■ AIM OF THE TASK
Find every line in the records below that contains the word "Lötzonen", and copy each such line.

■ EXERCISE DATA
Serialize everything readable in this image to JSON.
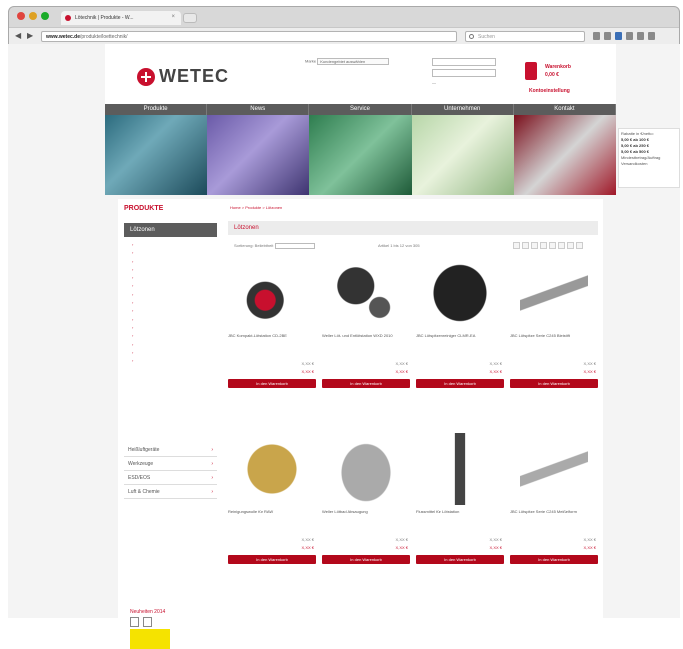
{
  "browser": {
    "tab_title": "Lötechnik | Produkte - W...",
    "url_domain": "www.wetec.de",
    "url_rest": "/produkte/loettechnik/",
    "search_placeholder": "Suchen"
  },
  "header": {
    "logo_text": "WETEC",
    "select_label": "Marke",
    "select_value": "Kundengebiet auswählen",
    "cart_label": "Warenkorb",
    "cart_value": "0,00 €",
    "cart_checkout": "Kontoeinstellung"
  },
  "nav": [
    "Produkte",
    "News",
    "Service",
    "Unternehmen",
    "Kontakt"
  ],
  "sidebox": [
    "Rabatte in €/netto:",
    "5,00 € ab 100 €",
    "5,00 € ab 250 €",
    "5,00 € ab 500 €",
    "Mindestbetrag/Auftrag",
    "Versandkosten"
  ],
  "sidebar": {
    "title": "PRODUKTE",
    "active": "Lötzonen",
    "categories": [
      "Heißluftgeräte",
      "Werkzeuge",
      "ESD/EOS",
      "Luft & Chemie"
    ],
    "news": "Neuheiten 2014"
  },
  "breadcrumb": "Home > Produkte > Lötzonen",
  "category_title": "Lötzonen",
  "sortbar": {
    "sort_label": "Sortierung: Beliebtheit",
    "count_label": "Artikel 1 bis 12 von 305"
  },
  "products": [
    {
      "name": "JBC Kompakt-Lötstation CD-2BE",
      "note": "",
      "price1": "X,XX €",
      "price2": "X,XX €",
      "btn": "In den Warenkorb"
    },
    {
      "name": "Weller Löt- und Entlötstation WXD 2010",
      "note": "",
      "price1": "X,XX €",
      "price2": "X,XX €",
      "btn": "In den Warenkorb"
    },
    {
      "name": "JBC Lötspitzenreiniger CLMR-EA",
      "note": "",
      "price1": "X,XX €",
      "price2": "X,XX €",
      "btn": "In den Warenkorb"
    },
    {
      "name": "JBC Lötspitze Serie C245 Bleistift",
      "note": "",
      "price1": "X,XX €",
      "price2": "X,XX €",
      "btn": "In den Warenkorb"
    },
    {
      "name": "Reinigungswolle für RAW",
      "note": "",
      "price1": "X,XX €",
      "price2": "X,XX €",
      "btn": "In den Warenkorb"
    },
    {
      "name": "Weller Lötbad Absaugung",
      "note": "",
      "price1": "X,XX €",
      "price2": "X,XX €",
      "btn": "In den Warenkorb"
    },
    {
      "name": "Flussmittel für Lötstation",
      "note": "",
      "price1": "X,XX €",
      "price2": "X,XX €",
      "btn": "In den Warenkorb"
    },
    {
      "name": "JBC Lötspitze Serie C245 Meißelform",
      "note": "",
      "price1": "X,XX €",
      "price2": "X,XX €",
      "btn": "In den Warenkorb"
    }
  ],
  "colors": {
    "brand": "#c8102e",
    "nav": "#5c5c5c"
  }
}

■ SOLUTION TO THIS PROBLEM
    "active": "Lötzonen",
  "breadcrumb": "Home > Produkte > Lötzonen",
  "category_title": "Lötzonen",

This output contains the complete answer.